Exercise objective
The records that follow must be reproduced in full, exactly as written.

--

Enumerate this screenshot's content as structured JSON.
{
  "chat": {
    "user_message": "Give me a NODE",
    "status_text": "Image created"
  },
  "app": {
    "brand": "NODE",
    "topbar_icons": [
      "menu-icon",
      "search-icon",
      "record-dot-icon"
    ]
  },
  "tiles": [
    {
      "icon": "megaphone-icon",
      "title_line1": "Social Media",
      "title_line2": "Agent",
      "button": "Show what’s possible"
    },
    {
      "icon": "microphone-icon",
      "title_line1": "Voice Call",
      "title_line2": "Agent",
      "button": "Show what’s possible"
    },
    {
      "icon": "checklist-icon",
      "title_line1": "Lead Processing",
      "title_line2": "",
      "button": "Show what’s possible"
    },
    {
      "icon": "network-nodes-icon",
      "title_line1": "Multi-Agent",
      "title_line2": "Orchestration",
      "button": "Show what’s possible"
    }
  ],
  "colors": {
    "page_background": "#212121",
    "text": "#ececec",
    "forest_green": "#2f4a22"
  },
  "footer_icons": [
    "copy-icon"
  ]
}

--

Your solution
Enumerate this screenshot's content as structured JSON.
{
  "chat": {
    "user_message": "Give me a NODE",
    "status_text": "Image created"
  },
  "app": {
    "brand": "NODE",
    "topbar_icons": [
      "menu-icon",
      "search-icon",
      "record-dot-icon"
    ]
  },
  "tiles": [
    {
      "icon": "megaphone-icon",
      "title_line1": "Social Media",
      "title_line2": "Agent",
      "button": "Show what’s possible"
    },
    {
      "icon": "microphone-icon",
      "title_line1": "Voice Call",
      "title_line2": "Agent",
      "button": "Show what’s possible"
    },
    {
      "icon": "checklist-icon",
      "title_line1": "Lead Processing",
      "title_line2": "",
      "button": "Show what’s possible"
    },
    {
      "icon": "network-nodes-icon",
      "title_line1": "Multi-Agent",
      "title_line2": "Orchestration",
      "button": "Show what’s possible"
    }
  ],
  "colors": {
    "page_background": "#212121",
    "text": "#ececec",
    "forest_green": "#2f4a22"
  },
  "footer_icons": [
    "copy-icon"
  ]
}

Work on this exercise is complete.